Leg Three: The McCurdy Cup is an historic race, now in its 87th year. The Cup was presented to the Bras d’Or Yacht Club by Baddeck native and 20th Lieutenant Governor of Nova Scotia, J.A. Douglas McCurdy (who was also the pilot of the Silver Dart). The 20 nautical mile course for the McCurdy Cup is defined by the cup’s deed of gift. The McCurdy Cup will start Monday, July 21st in Baddeck Bay, with a reach across St. Patricks Channel, rounding the Washabuck Peninsula at MacKay Point, for a beat up the Bras d’Or Lake past Gillis Point and Maskells Harbour to the Barra Strait where the fleet will turn for a run back down the Bras d’Or to Kempt Head and Coffin Shoal to Big Harbour where they will turn once again to beat back to round Red Head, re-enter Baddeck Bay for a finish in front of the Bras d’Or Yacht Club.
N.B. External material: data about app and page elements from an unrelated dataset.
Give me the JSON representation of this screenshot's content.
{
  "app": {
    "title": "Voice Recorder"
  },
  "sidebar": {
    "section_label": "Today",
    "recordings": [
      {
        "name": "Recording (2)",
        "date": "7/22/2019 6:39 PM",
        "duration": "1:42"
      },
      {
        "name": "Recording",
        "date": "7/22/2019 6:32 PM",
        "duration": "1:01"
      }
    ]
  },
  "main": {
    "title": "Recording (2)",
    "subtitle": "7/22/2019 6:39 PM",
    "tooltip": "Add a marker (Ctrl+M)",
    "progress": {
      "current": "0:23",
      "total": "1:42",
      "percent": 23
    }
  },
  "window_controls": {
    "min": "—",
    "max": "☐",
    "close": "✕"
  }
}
Leg Four: The Barra Strait Cup, about 30 nautical miles overall, follows a layover day in Baddeck so starts on July 23rd in Baddeck Bay. Prevailing south-west winds will first find the fleet beating to windward up the Brasd’Or Lake to reach the Barra Strait. After transiting the strait the fleet will continue to work their way to windward to gain Derby Point where they will be able to fall off to a reach across Pipers Cove to Benacadie Point where they will crack their spinnakers to the building afternoon winds for a 10 nm run down East Bay to a finish just offshore of the new Ben Eoin Yacht Club.
Leg Five: The MacLeod Lorway Insurance Group Red Islands Cup, about 30 nautical miles, will start on July 24th in the Brasd’Or Lake off of Ben Eoin Yacht Club. The fleet will then tack back out of East Bay into the open lake and eventually into West Bay to turn again off of Marble Mountain for a spinnaker run back down the bay to a finish in St. Peters Inlet off of Cape George Lighthouse.
See the Notice of Race for further information.